Sport has long been a central feature of
Australian culture - so much so that enthusiasm
for sport is often described as a characteristic
of being Australian.
Australia's sporting identity is closely linked to the cultural level of
Figueroa's framework.Our cultural attitudes and beliefs affect the sports
we choose to play. For example, Australian's sporting history and culture
has led to the high status of sports in which we excel, such as swimming,
cricket, AFL, and rugby league, while other sports such as orienteering,
squash and badminton have been marginalised.
Socialisation in the process
by which individual beliefs, opinions
and values are shaped by society.
These can ifluence whether you participate in sport, your choice of sport and your level of achievement.
Gender roles and stereotypes
Stereotypes are opinions about a person's race, nationality
or gender that assume that all people who belong to a particular category or type of person will think and behave in the same way.
Gender stereotypes have long been an issue in sport. Sport requires participants to be competitive, muscular, powerful and strong - qualities that are largely associated with the male gender.
On the other hand, female gender stereotypes expect women to be quiet, passive and nuturing; these are not qualities ideally suited to sport.
Although our society no longer accepts stereotypical beleifs about women in sport, some lingering prejudices remain. E.g. women who actively participate in sport have often been regarded as masculine and unattractive as their bodies become more muscular and lost their femininity.
Similarly, men who participate in sport that requires more feminine qualities, such as gracefulness, are subjected to scrutiny and criticism. Eg. this is evident in the sport of dancing - dancing is an athletic and powerful sport that requires incredible physical fitness.
Within our culture though, men who dance
are labelled 'sissy'. Boys and men are discouraged from taking up the sport for fear of being considered feminine.
Hegemonic: means 'ruling' - often discussed when discussing how one group maintains authority over another.
Our society has traditionally been one of hegemonic masculinty. In other words, men have held the power and authority to influence society and set the rules that govern behaviour, including the behaviour of women.
Sport reinforces hegemonic masculinity by celebrating stereotypically masculine activities and attributes, and restricting the behaviour of women.
Hegemonic masculinity is reinforced by practices such as:
providing less medica coverage for women's sports than for men's
offering less prize money for women's sports
identifying women's competition by their gender to differentiate them from men's (eg. WNBL and NBL).
Britain brought with them the beliefs that participating in sport fostered the ideals of English gentlemen. Boys were encouraged to play team games to learn the masculine qualities of leadership and courage. On the other hand, physical activity for girls was promoted largely for health reasons.
Although physical activity was seen as a masculine pursuit, women did particpate in a range of sports. If they did play, however, they did so without any display of physical exertion.
The Australian public has a culture of recognising and supporting winners. Our achievements in sport have helped shape the value Australians now place on sport - Cadel Evens?

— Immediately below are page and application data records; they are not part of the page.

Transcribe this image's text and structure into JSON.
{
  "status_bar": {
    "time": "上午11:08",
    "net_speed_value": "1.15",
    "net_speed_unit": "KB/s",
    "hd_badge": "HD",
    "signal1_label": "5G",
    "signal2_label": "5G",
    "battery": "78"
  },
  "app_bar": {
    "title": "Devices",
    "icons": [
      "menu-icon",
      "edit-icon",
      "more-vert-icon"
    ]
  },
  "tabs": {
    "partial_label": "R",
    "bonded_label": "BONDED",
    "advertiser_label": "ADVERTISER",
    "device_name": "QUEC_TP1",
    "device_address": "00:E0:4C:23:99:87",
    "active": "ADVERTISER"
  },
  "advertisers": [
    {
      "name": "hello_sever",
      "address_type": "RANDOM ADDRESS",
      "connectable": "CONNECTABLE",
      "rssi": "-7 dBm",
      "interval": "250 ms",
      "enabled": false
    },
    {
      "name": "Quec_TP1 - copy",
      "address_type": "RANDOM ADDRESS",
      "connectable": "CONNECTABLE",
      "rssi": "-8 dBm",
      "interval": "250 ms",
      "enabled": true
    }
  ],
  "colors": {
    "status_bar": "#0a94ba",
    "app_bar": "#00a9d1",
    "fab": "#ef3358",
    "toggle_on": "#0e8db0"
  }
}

The factors influencing socialisation can include
family, peers, schools, governments, media, religion,
ethnic backgroud, gender, socio-econmic status and age.
However, at this level, the main socialising influences are
society's beliefs about gender roles and ethnic identity.
Ethnic background is another socialisaing factor influencing what sports people choose to play and their level of participation.
For example, Australian Rules Football and Rugby League are both very important to Indigenous Australians and their communities. The success of teams in the regional competition and having local boys targeted by AFL and Rugby League teams assist in bonding local communities and establishing an identity for Indigenous Australians.